In our media, women's sport gets the same coverage as men's darts. Out of 2,300 works of art in the National Gallery in 2010, only 10 were by women. And there are more men in the House of Commons today than the total number of women who have ever been elected into parliament...
London Thinks – The Science and Ethics of Doctor Who
Every moment in time and space is burning, the result of a huge war between the Daleks and the Doctor’s own people, the Time Lords. The Doctor can end the conflict using a special super-weapon. All of space and time will be saved, but he'll destroy every Dalek and Time Lord, including 2.47 billion Time Lord children. Does he have the right?
Unconditional hospitality is a central idea in contemporary ethical philosophy and it has important implications for psychology.

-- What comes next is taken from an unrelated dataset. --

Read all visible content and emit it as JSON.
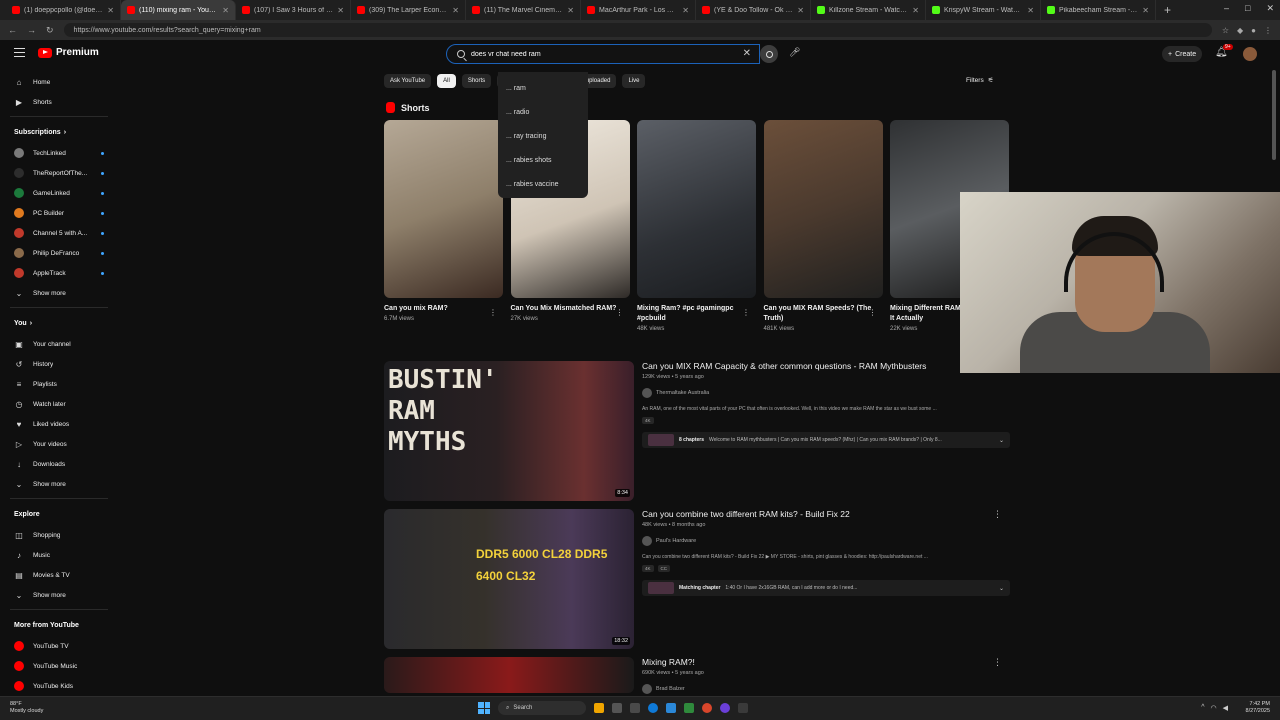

Its political equivalent is the notion of open borders as a utopian critique of nationality and national identity. We can become good hosts by temporarily interrupting the self and our habitual concerns about ‘me’ and ‘mine’ and also by reframing our notion of identity, including national identity.
In May 2007 Sabeen Mahmud founded The Second Floor (now known as T2F), a coffee house and “community space for open dialogue” in Karachi, Pakistan. In April 2015, Mahmud was shot dead by unidentified gunmen. Travelling home after hosting a panel discussion on the missing people of Balochistan, a poor but resource rich province of Pakistan, armed motorcyclists surrounded her car and opened fire.

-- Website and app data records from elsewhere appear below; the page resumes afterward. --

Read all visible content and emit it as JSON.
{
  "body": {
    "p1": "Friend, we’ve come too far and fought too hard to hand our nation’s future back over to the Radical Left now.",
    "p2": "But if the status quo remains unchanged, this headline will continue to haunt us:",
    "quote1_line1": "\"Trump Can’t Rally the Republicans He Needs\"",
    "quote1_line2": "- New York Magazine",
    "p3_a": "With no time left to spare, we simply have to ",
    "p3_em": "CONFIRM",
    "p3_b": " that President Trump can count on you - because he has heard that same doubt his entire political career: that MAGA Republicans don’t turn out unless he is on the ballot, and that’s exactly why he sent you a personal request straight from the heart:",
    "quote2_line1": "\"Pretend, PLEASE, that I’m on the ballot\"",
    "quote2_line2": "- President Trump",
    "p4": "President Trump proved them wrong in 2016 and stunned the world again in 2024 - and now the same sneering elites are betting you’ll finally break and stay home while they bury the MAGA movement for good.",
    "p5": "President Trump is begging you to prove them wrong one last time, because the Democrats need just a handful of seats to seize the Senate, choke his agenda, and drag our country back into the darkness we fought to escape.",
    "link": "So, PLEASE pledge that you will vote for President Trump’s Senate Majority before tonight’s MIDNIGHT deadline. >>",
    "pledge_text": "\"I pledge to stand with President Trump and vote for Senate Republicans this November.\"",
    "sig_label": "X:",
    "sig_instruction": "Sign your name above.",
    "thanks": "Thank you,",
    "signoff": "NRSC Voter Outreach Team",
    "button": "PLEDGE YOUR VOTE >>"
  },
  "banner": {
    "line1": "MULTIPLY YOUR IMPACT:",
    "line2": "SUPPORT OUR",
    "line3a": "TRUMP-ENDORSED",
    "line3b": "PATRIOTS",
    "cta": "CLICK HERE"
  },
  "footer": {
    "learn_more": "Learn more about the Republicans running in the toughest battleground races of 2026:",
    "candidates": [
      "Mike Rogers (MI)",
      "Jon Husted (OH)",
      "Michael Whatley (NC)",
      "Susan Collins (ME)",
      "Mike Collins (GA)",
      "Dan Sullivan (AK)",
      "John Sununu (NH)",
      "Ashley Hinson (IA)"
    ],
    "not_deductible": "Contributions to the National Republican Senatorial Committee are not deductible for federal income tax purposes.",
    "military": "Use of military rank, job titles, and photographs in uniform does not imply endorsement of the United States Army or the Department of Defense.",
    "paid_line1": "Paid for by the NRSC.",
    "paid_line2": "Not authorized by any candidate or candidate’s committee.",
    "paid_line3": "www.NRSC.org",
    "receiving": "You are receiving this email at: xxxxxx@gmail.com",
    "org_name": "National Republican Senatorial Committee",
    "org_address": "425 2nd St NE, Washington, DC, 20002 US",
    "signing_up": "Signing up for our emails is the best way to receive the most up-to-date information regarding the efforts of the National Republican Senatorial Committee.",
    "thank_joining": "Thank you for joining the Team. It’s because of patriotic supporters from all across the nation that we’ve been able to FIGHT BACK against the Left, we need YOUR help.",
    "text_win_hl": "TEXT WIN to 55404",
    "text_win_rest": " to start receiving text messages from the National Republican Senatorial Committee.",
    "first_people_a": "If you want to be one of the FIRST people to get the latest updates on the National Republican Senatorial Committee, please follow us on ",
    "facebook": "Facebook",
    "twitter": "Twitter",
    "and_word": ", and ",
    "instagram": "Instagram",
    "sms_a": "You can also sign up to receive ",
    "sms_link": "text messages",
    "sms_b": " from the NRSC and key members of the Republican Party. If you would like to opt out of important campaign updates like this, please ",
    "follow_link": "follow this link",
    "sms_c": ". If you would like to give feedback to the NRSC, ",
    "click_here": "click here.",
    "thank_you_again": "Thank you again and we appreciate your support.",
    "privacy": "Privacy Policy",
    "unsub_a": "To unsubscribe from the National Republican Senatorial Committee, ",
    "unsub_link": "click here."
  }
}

Three months after this brutal act of censorship, some of Britain’s Pakistani community are working together with Index on Censorship to commemorate and celebrate an extraordinary woman.
After telling us a little about Sense about Science, speaker Prateek Buch will focus on how asking for evidence can increase public pressure on politicians to use evidence effectively and transparently. This is particularly apt now that the general election is over. Prateek will draw on topical examples, celebrating where it's done well (MPs changing their minds, policy trials in areas like education); exposing where evidence is abused (drugs policy, welfare and crime); and sharing insights into the complexity and uncertainty at the heart of how evidence should inform policymaking in the public interest. He will also explore how the public asking for evidence fits with other evidence-related initiatives from Sense About Science's partner organisations at election time and otherwise - fact checking, improving the supply of evidence and so on.
DEBATE: Jonathan Parker v Paul Carroll.
This is a hot topic and Jonathan Parker will argue that today's large banks are a force for good, without them our quality of life would be dramatically diminished. Excessive bonuses are a bone of public contention but these are not a fault of the individual banker but of the embedded culture inherent to the capitalist system, to which mankind owes a huge debt. The motion will be opposed by Paul Carroll.
London Thinks – Waiting for GLaDOS: What Could Sentient Machines Mean for Humanity?
For decades, we've imagine the rise of computer-based life forms, super-intelligences whose intellects could far surpass our own and trigger a new phase in non-human evolution.
Could these visions become real, and why do they have such a grip on our imaginations? How has culture informed AI research? Should we be more worried about sentient machines, or the dumb algorithms and data integration being worked on today? Do we still have privacy under the dead, uncaring gaze of a machine intelligence? What does humanism mean to an artificial intelligence anyway?
Science writer, broadcaster and geneticist Dr Adam Rutherford chairs a panel of human intelligences, including leading roboticist Prof Alan Winfield and Dr Kathleen Richardson.
We host talks, concerts, exhibitions, courses, performances, community and social events. However, we are an independent charity and receive no funding from the government. Everything we do is dependent upon our commercial activity and the generosity of supporters like you.